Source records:
━━━

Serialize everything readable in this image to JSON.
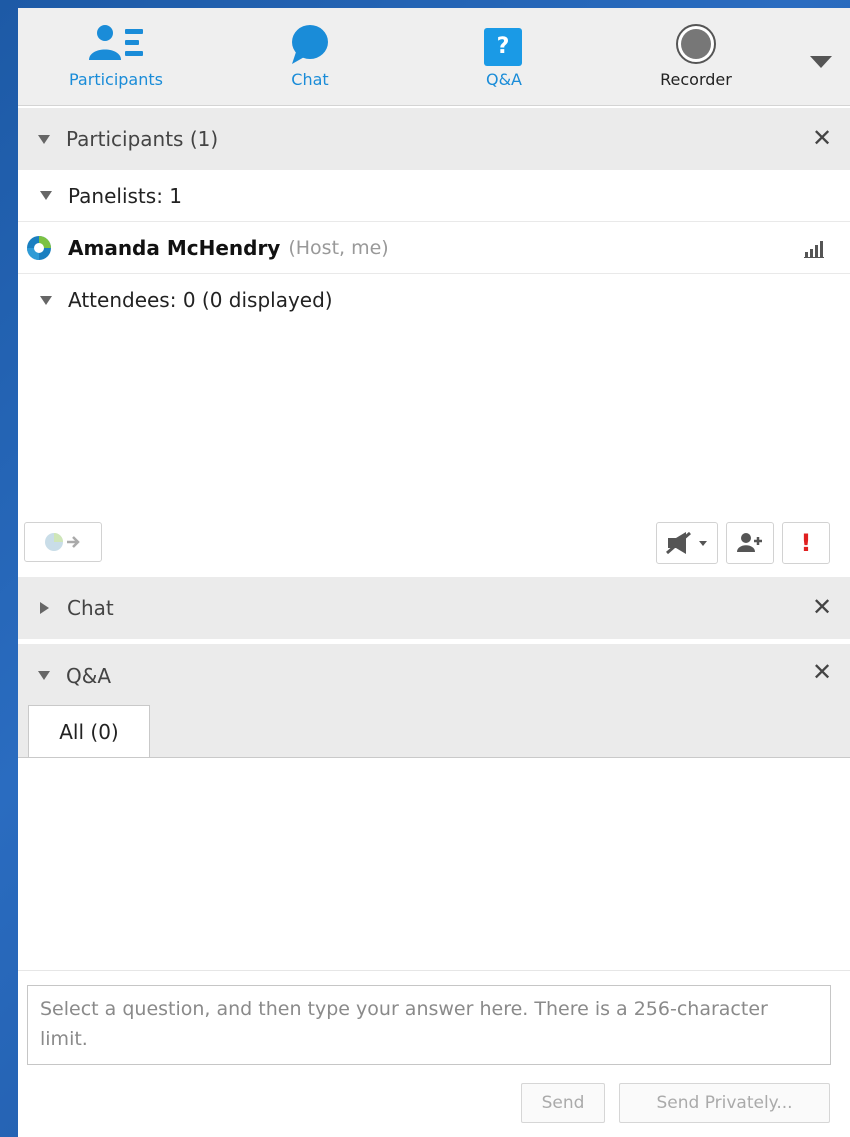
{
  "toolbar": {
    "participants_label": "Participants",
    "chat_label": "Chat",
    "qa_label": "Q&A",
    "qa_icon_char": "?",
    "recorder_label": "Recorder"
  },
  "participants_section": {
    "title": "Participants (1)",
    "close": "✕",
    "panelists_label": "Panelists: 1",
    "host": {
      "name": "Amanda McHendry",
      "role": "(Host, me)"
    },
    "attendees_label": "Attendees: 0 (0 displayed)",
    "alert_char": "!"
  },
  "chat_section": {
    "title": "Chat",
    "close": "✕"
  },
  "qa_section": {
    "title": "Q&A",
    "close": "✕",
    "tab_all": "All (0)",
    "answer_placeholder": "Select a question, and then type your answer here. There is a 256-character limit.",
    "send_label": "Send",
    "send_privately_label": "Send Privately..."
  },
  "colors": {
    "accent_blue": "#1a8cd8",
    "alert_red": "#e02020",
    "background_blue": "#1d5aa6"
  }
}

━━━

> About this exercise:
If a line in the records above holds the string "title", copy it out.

> Solved exercise:
    "title": "Participants (1)",
    "title": "Chat",
    "title": "Q&A",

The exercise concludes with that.